Dr James Ash
PhD, MSc, BA
Lecturer in Media and Cultural Studies
School of Arts & Social Sciences
Newcastle upon Tyne
NE1 8ST firstname.lastname@example.org
I completed my PhD at the University of Bristol in 2009 in the discipline of human geography. My PhD investigated practices of videogame design, testing and use through participant observation and interviews with a videogame design company and video ethnographies with users as they played games.
Although I have a background in human geography my work directly plugs into emerging fields in new media studies, particularly around the concepts of affect, practice and materiality. As such I consider my work to speak to both media studies, human geography and the social sciences more generally.
For more on my research please visit my personal website: www.jamesash.co.uk
PhD, ‘Intensive worlds of the image: charting processes of videogame design and use’, University of Bristol 2009
MSc, Society and Space, University of Bristol 2005
BA, Geography, Royal Holloway, University of London 2004
In my current research I am expanding concepts developed in my PhD thesis and associated journal articles around the key notion of ‘interface’.
I am interested in two types of interface in particular which form the site of two current research projects.
‘Navigation and Journeying using in car and on foot GPS’ (2009 - present)
This project investigates the changing nature of navigation through the use of emerging technologies in mobile Satellite navigation and Global Positioning Systems found in devices such as mobiles phone and in car systems. Concretely it is interested in how orientation via the screens and user interfaces of these devices changes users experience of factors such as distance, speed and journey duration. This is being studied through a series of interviews with GPS users, drive alongs and video ethnography.
‘Subcultures of skilled practice: Street Fighter IV’ (2009-present)
This research investigates the subculture surrounding the fighting videogame ‘Street Fighter IV’. Specifically it seeks to understand how users become good at the game through attuning their bodies to the code of the game and materiality of the interface. Empirically this is being investigated through interviews and participant observations in a number of sites including the arcade scene in London, national tournaments where top players compete and in future international tournaments in America, Europe and elsewhere.
I am also continuing my work on understanding videogames, in particular through a critical interrogation of the concept of ‘community’ in relation to online games and gaming.

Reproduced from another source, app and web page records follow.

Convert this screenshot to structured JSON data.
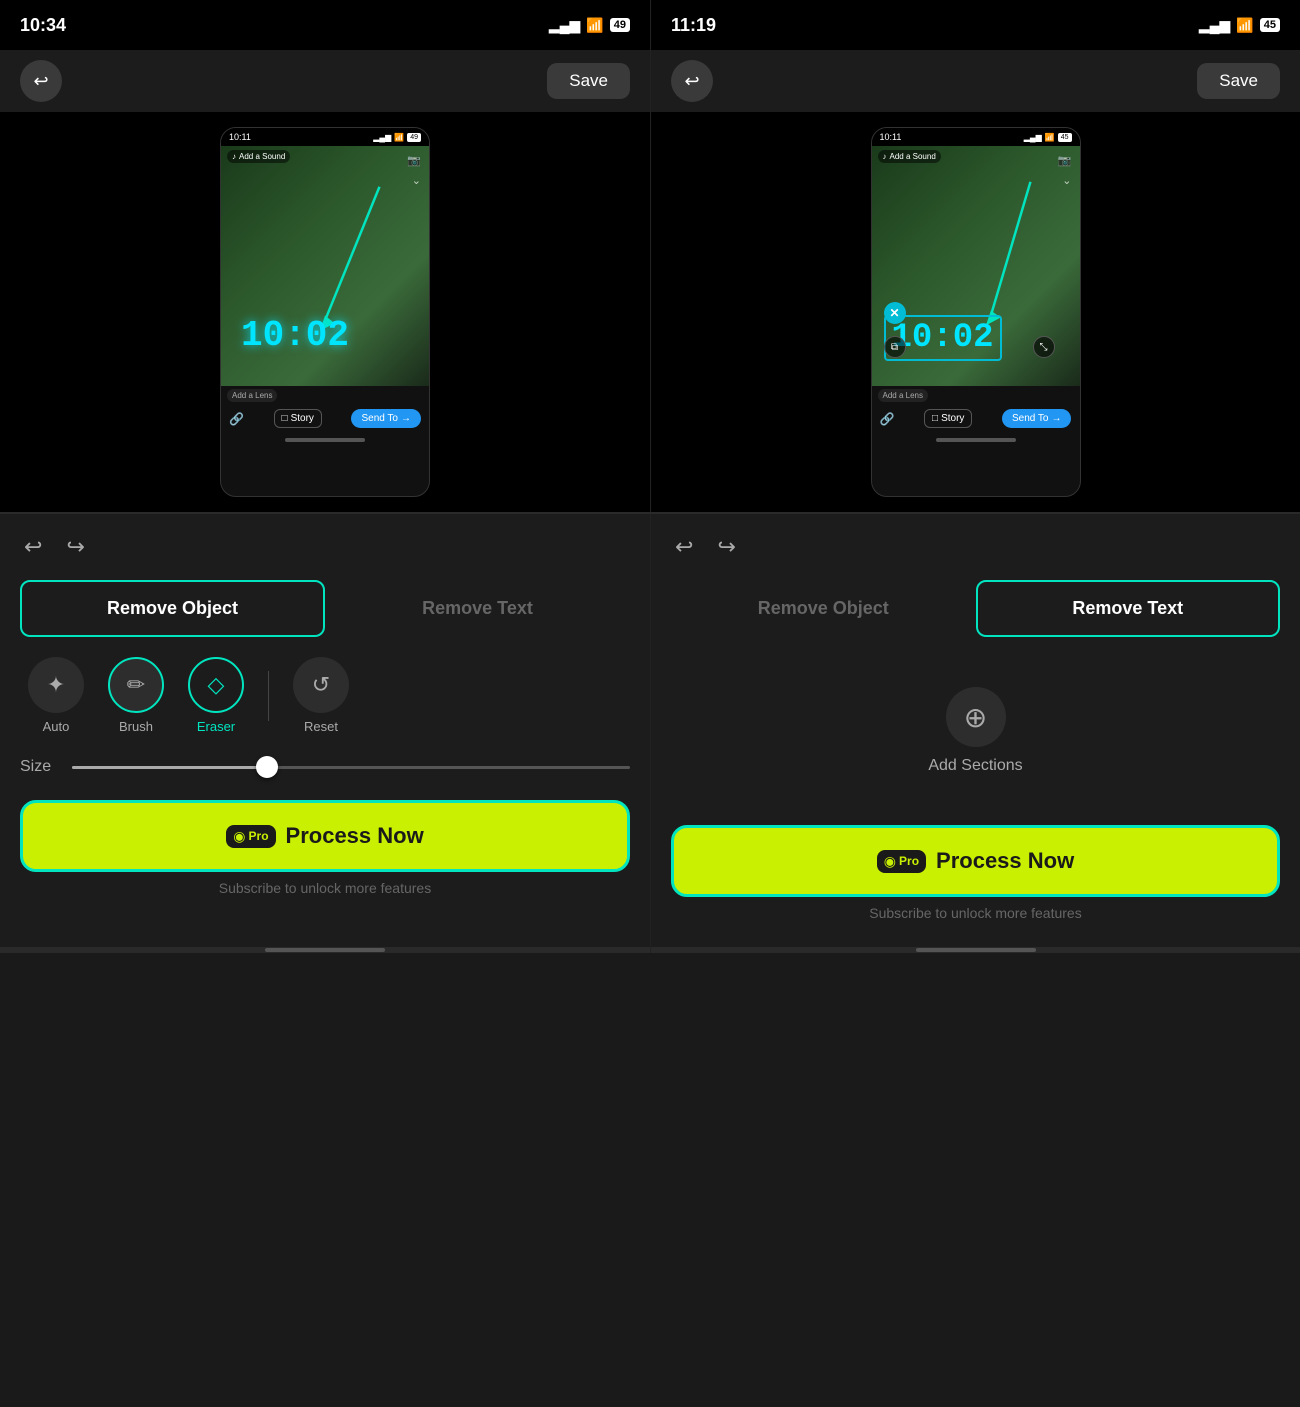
{
  "left_panel": {
    "status_time": "10:34",
    "battery": "49",
    "back_label": "←",
    "save_label": "Save",
    "phone_time": "10:11",
    "clock_display": "10:02",
    "sound_label": "Add a Sound",
    "lens_label": "Add a Lens",
    "story_label": "Story",
    "send_label": "Send To",
    "undo_label": "↩",
    "redo_label": "↪",
    "tab_remove_object": "Remove Object",
    "tab_remove_text": "Remove Text",
    "tool_auto": "Auto",
    "tool_brush": "Brush",
    "tool_eraser": "Eraser",
    "tool_reset": "Reset",
    "size_label": "Size",
    "slider_percent": 35,
    "process_label": "Process Now",
    "pro_label": "Pro",
    "subscribe_label": "Subscribe to unlock more features",
    "active_tab": "remove_object"
  },
  "right_panel": {
    "status_time": "11:19",
    "battery": "45",
    "back_label": "←",
    "save_label": "Save",
    "phone_time": "10:11",
    "clock_display": "10:02",
    "sound_label": "Add a Sound",
    "lens_label": "Add a Lens",
    "story_label": "Story",
    "send_label": "Send To",
    "undo_label": "↩",
    "redo_label": "↪",
    "tab_remove_object": "Remove Object",
    "tab_remove_text": "Remove Text",
    "add_sections_label": "Add Sections",
    "process_label": "Process Now",
    "pro_label": "Pro",
    "subscribe_label": "Subscribe to unlock more features",
    "active_tab": "remove_text"
  },
  "icons": {
    "back": "↩",
    "undo": "↩",
    "redo": "↪",
    "auto": "✦",
    "brush": "✏",
    "eraser": "◇",
    "reset": "↺",
    "add_sections": "⊕",
    "pro": "◉",
    "story": "□",
    "send": "→",
    "link": "🔗",
    "music": "♪",
    "camera": "📷",
    "close": "✕",
    "copy": "⧉",
    "resize": "⤡"
  }
}
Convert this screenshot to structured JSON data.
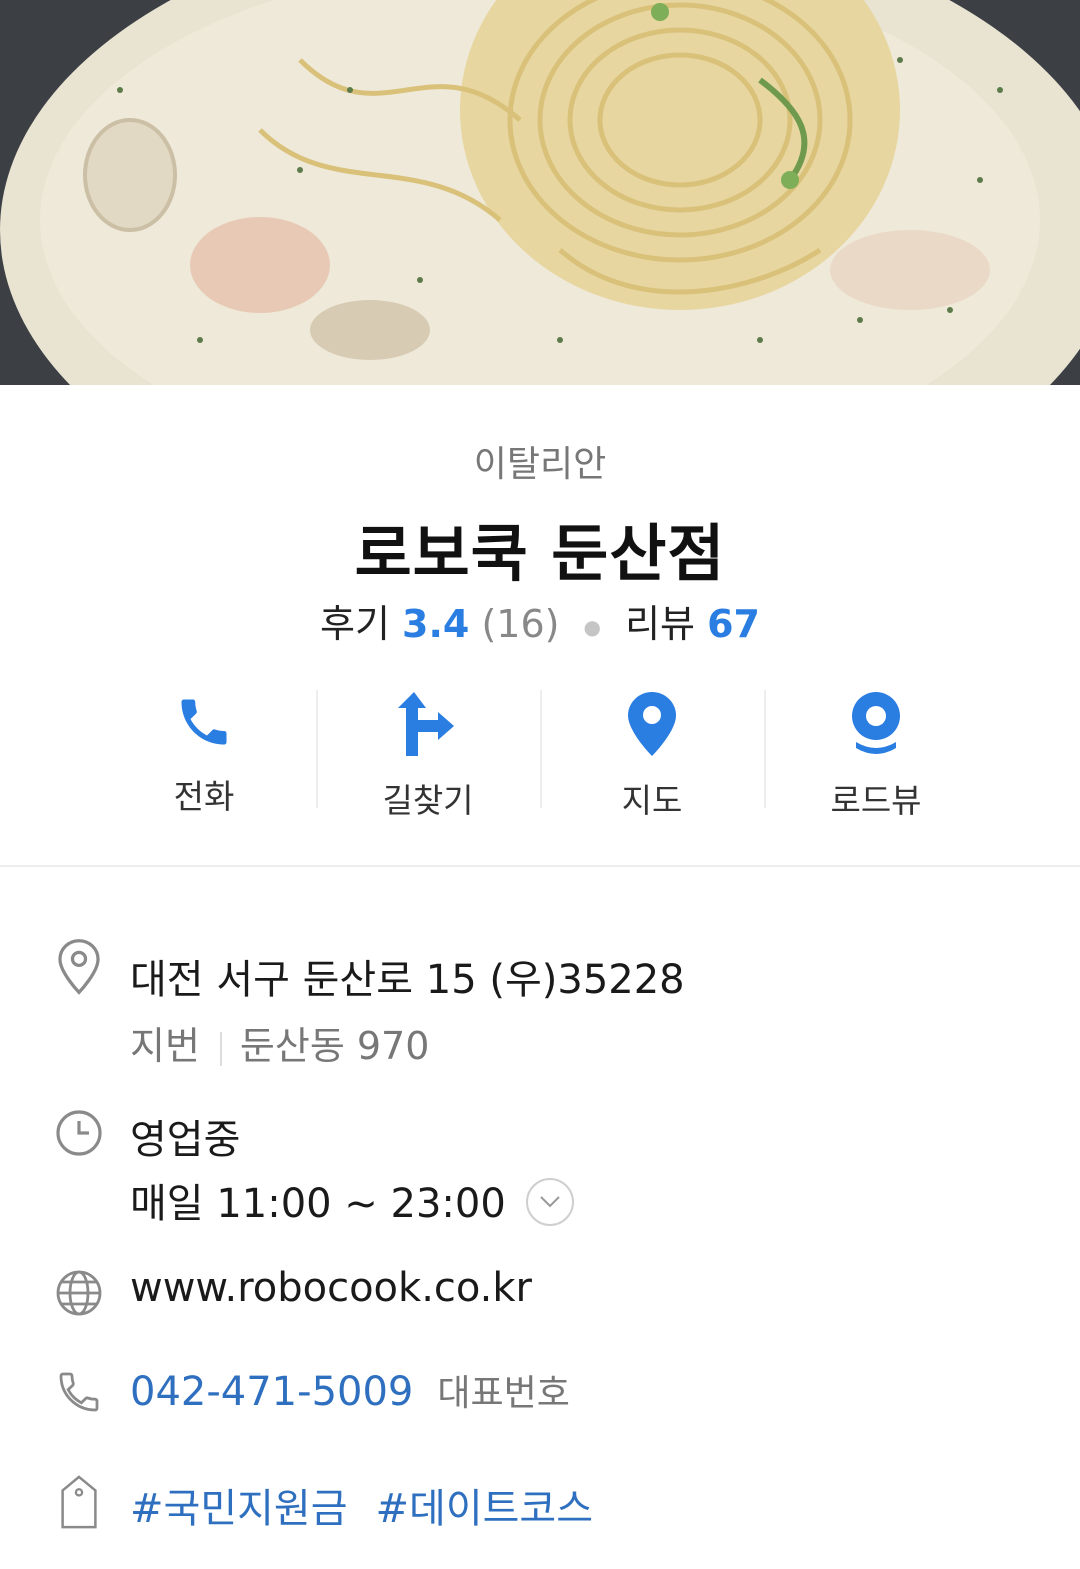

Ash, J (In press) 'Attention, videogames and the retentional economies of affective amplification', Theory, Culture and Society.
Ash, J (In press) 'Technologies of Captivation: videogames and the attunement of affect', Body and Society.
Ash, J (2012) 'Technology, technicity and emerging practices of temporal sensitivity in videogames', Environment and Planning A, 44 (1) 187-203, doi:10.1068/a44171
Ash, J & Gallacher, L (2011) 'Cultural Geography and Videogames', Geography Compass, 5/6 351-368, doi:10.1111/j.1749-8198.2011.00427.x
Ash, J (2010) 'Architectures of affect: anticipating and manipulating the event in practices of videogame design and testing', Environment and Planning D: Society and Space, 28 (4) 653-671, doi:10.1068/d9309
Ash, J (2010) 'Teleplastic Technologies: charting practices of orientation and navigation in videogaming', Transactions of the Institute of British Geographers, 35 (3) 414-430, doi:10.1111/j.1475-5661.2010.00389.x
Ash, J (2009) 'Emerging spatialities of the screen: video games and the reconfiguration of spatial awareness', Environment and Planning A, 41 (9) 2105-2124, doi:10.1068/a41250
Ash, J, Romanillos, P & Trigg, M (2009) 'Videogames, visuality and screens: reconstructing the Amazon in physical geographical knowledge', Area 41 (4) 464-474, doi:10.1111/j.1475-4762.2009.00889.x
Ash, J (2013) 'New Media Technologies and Participatory Cultures' in Childrens Cultural Worlds Ed. L Gallacher (Wylie / Open University Press). Forthcoming.
Ash, J (2012) 'Gameplay Mode: War Simulation and Technoculture' by Patrick Crogan, Cultural Politics. Forthcoming.